- Fruits ripen from August to September, for around 2 weeks.
- Cover bushes with bird netting as fruit ripens. Netting should not touch the berries.
- Elderberries are borne in large, flat clusters. Fully ripe elderberries are plump, slightly soft and dull purple in color.
- Berries with little, clear to light red juice are not ripe. Uncooked berries have dark purple juice and are astringent and inedible. Once berries turn from green to reddish, then deep purple black, test and squish a few berries. The juice must be very deep red and the berry soft, to be considered ripe enough to use. Berries in the same flower head do not ripen all at the same time, so you may find fully ripe, a few reddish berries and even green ones in the center of the same cluster. When ripe, the entire cluster should be removed, the berries need to be stripped from the cluster for use.
- Harvest only when the weather is dry and avoid over handling.
- Pick promptly to avoid insects.
- Cool fruit promptly after harvesting and store between 32 - 40 degrees F.
Common Disease Problems
Powdery Mildew: This fungus disease occurs on the top of the leaves in humid weather conditions. The leaves appear to have a whitish or greyish surface and may curl. Burpee Recommends: Avoid powdery mildew by providing good air circulation for the plants by good spacing and pruning. Contact your Cooperative Extension Service for fungicide recommendations.
Root Knot Nematodes: Microscopic worm-like pests that cause swellings (galls) to form on roots. Infected plants will produce blackened, malformed or dead buds. Plants may wilt, appear weak or appear stunted. This is a serious problem in many Southern states. Burpee Recommends: Do not plant into infested soil. Try planting ‘Nema-Gone’ marigolds around your plants.
Root Rots: A number of pathogens cause root rots of seedlings as well as mature roots. Burpee Recommends: Practice crop rotation and do not plant related crops in the same area for several years. Pull up and discard infected plants. Make sure your soil has excellent drainage. Contact your Cooperative Extension Service for recommendations.
Common Pest and Cultural Problems

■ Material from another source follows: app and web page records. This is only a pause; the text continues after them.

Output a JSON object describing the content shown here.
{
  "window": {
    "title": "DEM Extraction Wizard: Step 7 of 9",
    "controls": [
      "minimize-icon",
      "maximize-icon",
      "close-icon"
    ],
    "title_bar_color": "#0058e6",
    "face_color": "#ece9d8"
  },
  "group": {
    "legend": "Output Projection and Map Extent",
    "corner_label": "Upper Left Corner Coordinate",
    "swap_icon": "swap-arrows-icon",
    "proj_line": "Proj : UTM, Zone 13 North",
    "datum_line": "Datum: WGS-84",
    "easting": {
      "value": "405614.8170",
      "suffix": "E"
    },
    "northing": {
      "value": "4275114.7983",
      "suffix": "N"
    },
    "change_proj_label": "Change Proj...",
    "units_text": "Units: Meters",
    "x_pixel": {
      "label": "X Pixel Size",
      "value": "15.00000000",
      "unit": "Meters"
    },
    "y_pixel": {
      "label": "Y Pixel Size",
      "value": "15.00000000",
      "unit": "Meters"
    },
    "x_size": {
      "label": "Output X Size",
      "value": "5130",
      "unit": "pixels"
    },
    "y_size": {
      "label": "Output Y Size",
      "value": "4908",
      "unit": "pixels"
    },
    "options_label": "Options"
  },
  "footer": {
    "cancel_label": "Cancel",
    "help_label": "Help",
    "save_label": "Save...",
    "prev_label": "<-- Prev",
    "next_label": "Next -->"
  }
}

Borer: The larva is a pale yellow worm. The female lays eggs on the canes early June. The worm hatches and bores into the cane and feeds all season. Larva overwinters in the infested cane, emerging in the spring as an adult. The first symptom is yellow leaves on individual canes in late spring. The cane will die in summer. Burpee Recommends: Remove and destroy infested canes as early as possible.
Thrips: Thrips are tiny needle-thin insects that are black or straw colored. They suck the juices of plants and attack flower petals, leaves and stems. The plant will have a stippling, discolored flecking or silvering of the leaf surface. Thrips can spread many diseases from plant to plant. Burpee Recommends: Many thrips may be repelled by sheets of aluminum foil spread between rows of plants. Remove weeds from the bed and remove debris from the bed after frost. Check with your Cooperative Extension Service for pest controls.

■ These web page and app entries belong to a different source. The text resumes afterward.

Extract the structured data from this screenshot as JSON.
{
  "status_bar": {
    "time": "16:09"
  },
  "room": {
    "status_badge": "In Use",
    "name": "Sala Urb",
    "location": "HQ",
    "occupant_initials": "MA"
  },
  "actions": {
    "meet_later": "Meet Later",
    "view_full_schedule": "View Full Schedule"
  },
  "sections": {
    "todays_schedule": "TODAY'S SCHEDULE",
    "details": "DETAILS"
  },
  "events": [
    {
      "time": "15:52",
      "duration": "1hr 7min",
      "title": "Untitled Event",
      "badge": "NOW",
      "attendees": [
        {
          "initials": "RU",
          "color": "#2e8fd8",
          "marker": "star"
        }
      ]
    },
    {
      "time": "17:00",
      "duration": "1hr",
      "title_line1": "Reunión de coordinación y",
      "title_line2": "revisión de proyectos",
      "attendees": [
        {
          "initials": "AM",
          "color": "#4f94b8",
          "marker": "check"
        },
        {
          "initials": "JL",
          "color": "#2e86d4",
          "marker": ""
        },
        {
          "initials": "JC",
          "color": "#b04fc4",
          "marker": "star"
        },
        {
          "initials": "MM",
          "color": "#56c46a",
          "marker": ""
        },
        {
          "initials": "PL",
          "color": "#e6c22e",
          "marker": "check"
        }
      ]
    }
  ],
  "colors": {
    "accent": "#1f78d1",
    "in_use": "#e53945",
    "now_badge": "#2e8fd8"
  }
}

When will I get fruit? You should begin to get berries the second year after planting. If your plants bloom the first year, it is best to remove the flowers to keep the strength in the plant.
What parts of the elderberry plants toxic? The seeds, bark, leaves, flowers and ripened fruit are toxic. Only the ripe berries are edible.

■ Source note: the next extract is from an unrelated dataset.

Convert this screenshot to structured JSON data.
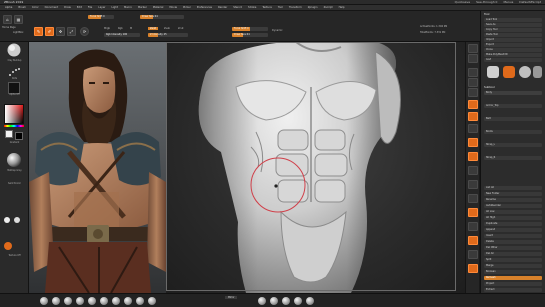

What can I make with elderberries? Although the berries are quite bitter raw, berries can be used in wines, juices, jellies, and jam. They are also excellent in pie when mixed with other fruit such as apples.
Are elderberries self-pollinating? No, you need at least 2 different varieties to insure good fruit set.
Is there an easy way to remove the green unripe berries from my harvest? Yes, after the berries are removed from their stems put them in a bowl of water. The unripe berries will float and can be easily sorted out.